    Besides its hardly Bulgarian intelligence that have found these alleged “ties” to Hezbollah, rather Israel have provided Bulgaria with information and we all know how non-credible these could be..

    It doesnt really follow Hezbollah strategy neither, what would they gain by doing this? Absolute zero. In my opinion it rather looks like a sting operation that for one, are so heavily used by the U.S. administration today to show the alleged great terror threat against the homeland.

  • BruceT February 7, 2013, 10:41 AM

    How can you say this?? Hezbollah is not a freedom fighting group, or fighting oppression etc. It is an organization that seeks to destroy another country, Israel, for its own theological reasons having to do with fundamentalist Islam. You can’t compare Israeli attacks against it to Hezbollah’s own murders of Israeli civilians around the world. It makes no sense to do that. Hezbollah wants to kill Israelis, period.

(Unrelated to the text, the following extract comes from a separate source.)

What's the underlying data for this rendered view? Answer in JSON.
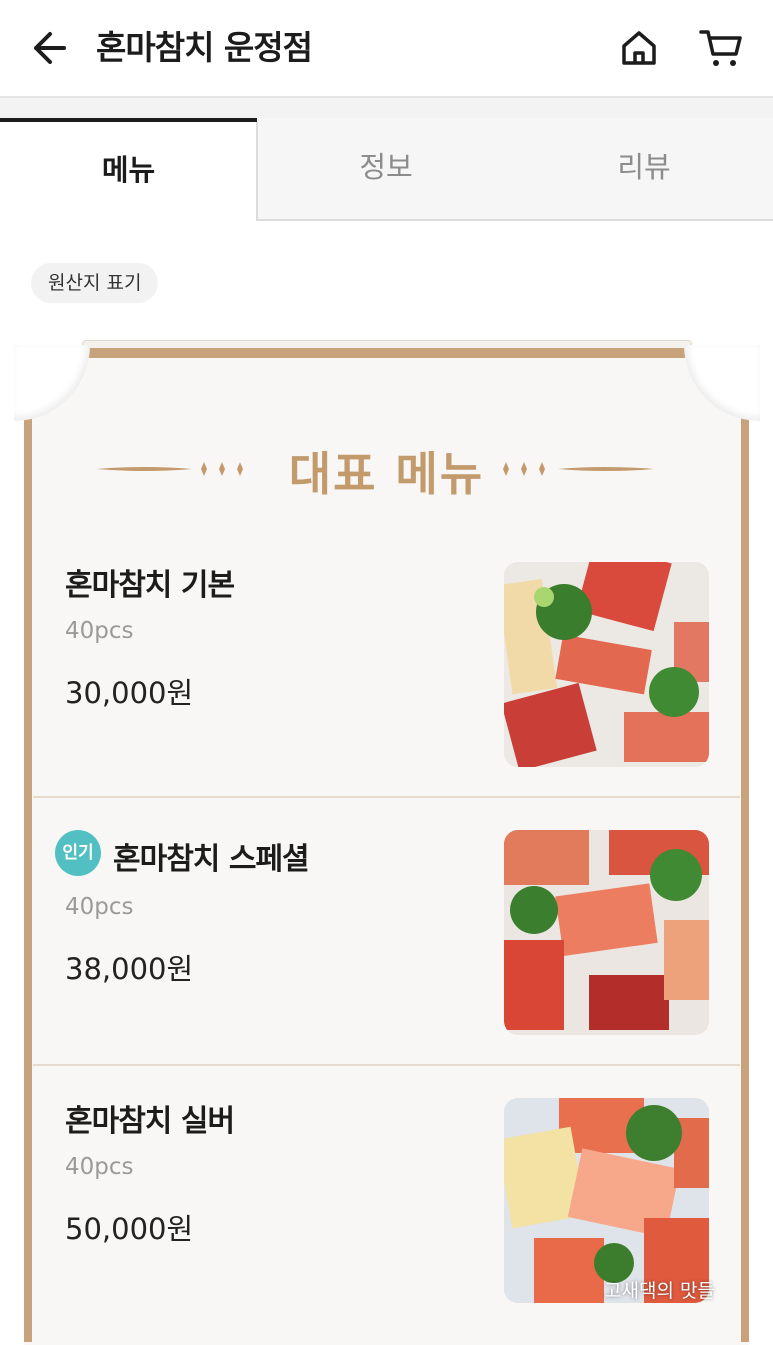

Israel defends itself against that, by attacking their military leaders etc. It’s not on the same moral plane. And as for historical context, everything has one, including the Holocaust. But that shouldn’t stop us from being able differentiate one event from another, or concluding that one side ahs the upper hand morally.

    • Richard Silverstein February 8, 2013, 12:33 AM

      I do find it amusing that Israel’s most ardent supporters are so quick to make judgments on the mission of Arab groups about which they know very little. But they’re far less willing to make damning judgments of the mission of their own country, its armed forces or intelligence agencies, despite the fact that the motives and outcomes in both cases are very similar. I think I’d prefer to allow Lebanese decide what they think Hezbollah is rather than accept your opinion as fact.

      Also, I find it dubious that you know much about fundamentalist Islam, Hezbollah or Islam in general.

      But as I said, I’m perfectly willing to consider that Hezbollah may’ve engaged in acts of terror if your lot concedes Israel did as well and is prepared to bring both parties to the Hague. When you’re there let us know. Until then, your ideas fall on deaf ears.

  • Joel February 7, 2013, 10:48 AM

    ” As far as I’m concerned, that’s a red herring ”

    I thought Argentina indicted Mugniyeh for the bombing.

    http://www.tabletmag.com/jewish-news-and-politics/123518/iran-to-investigate-jcc-bombing

    • Richard Silverstein February 7, 2013, 2:59 PM

      Hey I’m perfectly fine w indicting Mugniyeh & every other Arab militant you can find as long as you indict Israeli generals & Meir Dagan for all their assassinations & acts of Israeli terror. Deal?

      • Eden February 14, 2013, 12:23 PM

        Are you gonna indict Obama for killing US civilians in Yemen and Pakistan?

  • Piotr Berman February 7, 2013, 7:03 PM

    The kidnapping of Dirar Abu Sisi was clearly terroristic, and so is his continuing solitary confinement.

    Bulgarian accusations are without details and criticized inside Bulgaria, so it is hard to evaluate them.

    • Anonymous_1 February 8, 2013, 9:03 AM

      Besides, the accusation presented in the western press rings hollow, what Bulgaria really said was that they just had an “assumption” on who was behind it. In the western press however it was presented as decisive evidence against Hezbollah.

      “Bulgarian Charge of Hezbollah Bombing Was an assumption”
      http://www.novinite.com/view_news.php?id=147687

Leave a Comment